Zack Eswine, pastor of Riverside Church (EPC) in St. Louis and former professor of homiletics at Covenant Seminary, has written an outstanding book for preachers, using the methods of C.H. Spurgeon as material for our instruction.
Although the 19th century British preacher is now well-known and admired, in his own day he was often vilified by fellow clergy for both his doctrine and his manner of speaking. Furthermore, Spurgeon faced some of the same cultural hindrances to preaching that we face today.
Eswine notes that many preachers in Spurgeon’s day attempted polished oratory in order to attain much-desired respectability in society. While Spurgeon did not lack the mental ability to be a refined orator, he deliberately chose instead to talk plainly, imitating the style of Jesus among the crowds. As a result, Spurgeon’s preaching was considered vulgar and obscene by religious elites. Spurgeon replied, “I am not speaking as some great orator might, but as a brother declaring the Father’s name as best I know it.”
Contrasting his own ministry with those who favored classical rhetoric models of oratory or even music, art, and architecture as a means of instructing the masses, Spurgeon said:
“We know that the greatest crowd in London has been held together these thirty years by nothing but the preaching of Christ crucified. Where is our music? Where is our oratory? Where is anything of attractive architecture, or beauty or ritual? A “bare service” they call it. Yes, but Christ makes up for all deficiencies.”
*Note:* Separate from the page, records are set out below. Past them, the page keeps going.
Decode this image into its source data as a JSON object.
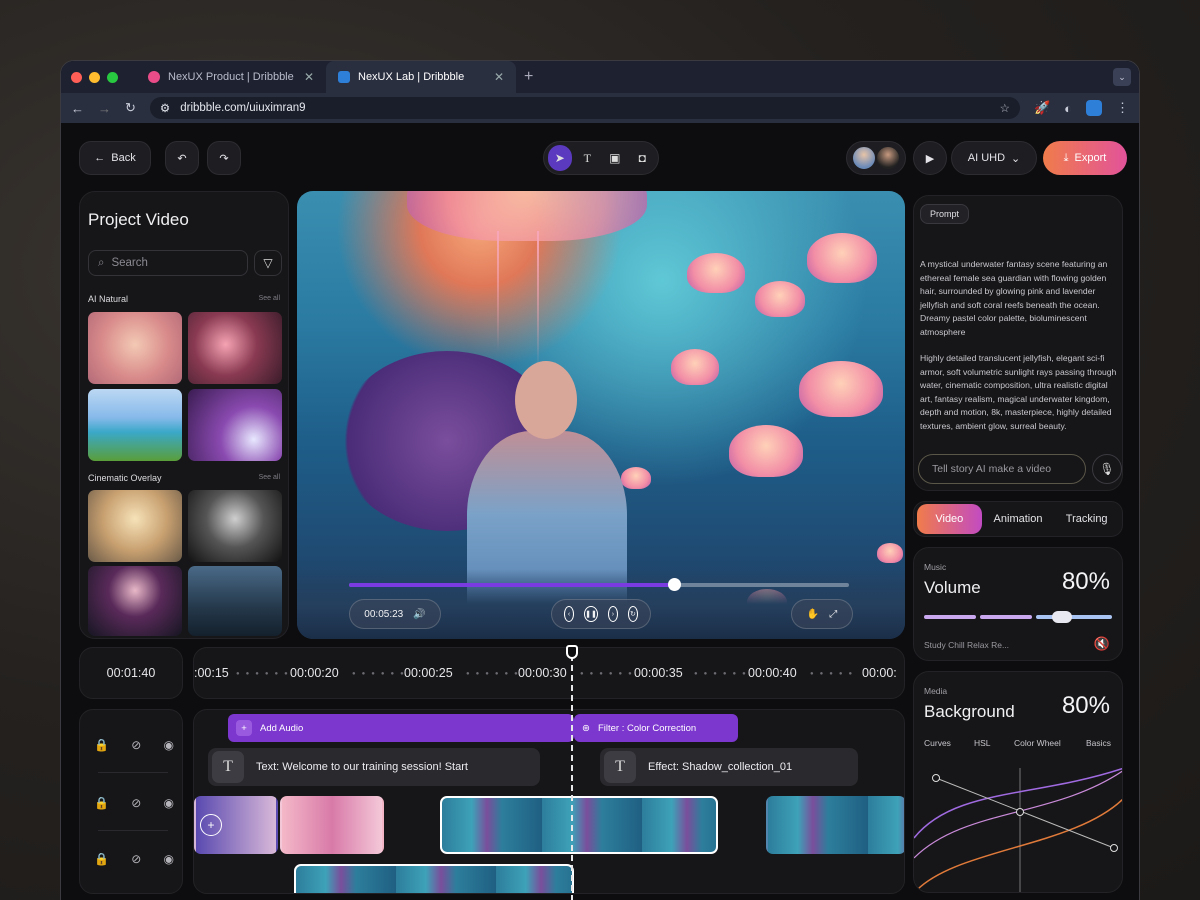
{
  "browser": {
    "tabs": [
      {
        "label": "NexUX Product  |  Dribbble",
        "active": false
      },
      {
        "label": "NexUX Lab  |  Dribbble",
        "active": true
      }
    ],
    "url": "dribbble.com/uiuximran9"
  },
  "toolbar": {
    "back_label": "Back",
    "quality_label": "AI UHD",
    "export_label": "Export"
  },
  "library": {
    "title": "Project Video",
    "search_placeholder": "Search",
    "sections": [
      {
        "title": "AI Natural",
        "see_all": "See all"
      },
      {
        "title": "Cinematic Overlay",
        "see_all": "See all"
      }
    ]
  },
  "player": {
    "current_time": "00:05:23",
    "progress": 0.65
  },
  "prompt": {
    "tag": "Prompt",
    "paragraphs": [
      "A mystical underwater fantasy scene featuring an ethereal female sea guardian with flowing golden hair, surrounded by glowing pink and lavender jellyfish and soft coral reefs beneath the ocean. Dreamy pastel color palette, bioluminescent atmosphere",
      "Highly detailed translucent jellyfish, elegant sci-fi armor, soft volumetric sunlight rays passing through water, cinematic composition, ultra realistic digital art, fantasy realism, magical underwater kingdom, depth and motion, 8k, masterpiece, highly detailed textures, ambient glow, surreal beauty."
    ],
    "input_placeholder": "Tell story AI make a video"
  },
  "mode_tabs": [
    {
      "label": "Video",
      "active": true
    },
    {
      "label": "Animation",
      "active": false
    },
    {
      "label": "Tracking",
      "active": false
    }
  ],
  "music": {
    "kicker": "Music",
    "name": "Volume",
    "value": "80%",
    "track": "Study Chill Relax Re..."
  },
  "media": {
    "kicker": "Media",
    "name": "Background",
    "value": "80%",
    "tabs": [
      "Curves",
      "HSL",
      "Color Wheel",
      "Basics"
    ]
  },
  "timeline": {
    "timecode": "00:01:40",
    "ticks": [
      ":00:15",
      "00:00:20",
      "00:00:25",
      "00:00:30",
      "00:00:35",
      "00:00:40",
      "00:00:"
    ]
  },
  "clips": {
    "audio": "Add Audio",
    "filter": "Filter : Color Correction",
    "text1": "Text: Welcome to our training session! Start",
    "text2": "Effect: Shadow_collection_01"
  },
  "colors": {
    "accent_purple": "#7c37cf",
    "accent_orange": "#f07c4b",
    "accent_pink": "#e2539a"
  }
}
Eswine devotes four chapters to showing “The Preacher’s Power” as coming from the Holy Spirit. This section is particularly helpful because all of our Bible knowledge and human skills are worthless apart from the infusion of the Spirit’s power while we preach. Both the preacher and those listening must have the grace of God in order to rightly hear and obey the Word of God.
Spurgeon often suffered in his physical body, and he also struggled with depression. Sitting with his wife on Sunday evenings, he would lament, “I fear I have not been as faithful in my preaching today as I should have been. I have not been as much in earnest after poor souls as God would have me be. O Lord, pardon Thy servant!”
From the depths of his own sorrow, he was able to give profitable instruction to the young ministers he mentored, showing them the reality of burdensome ministry. He taught them to cling unto their salvation in Christ and know that God alone could bear the burden of the salvation of souls.
In this brief review, I have only hit the highlights of this magnificent book. Pastors, I encourage you to purchase a copy in order to find instruction and refreshment. Our own preaching will benefit from thinking deeply about the methods of Spurgeon.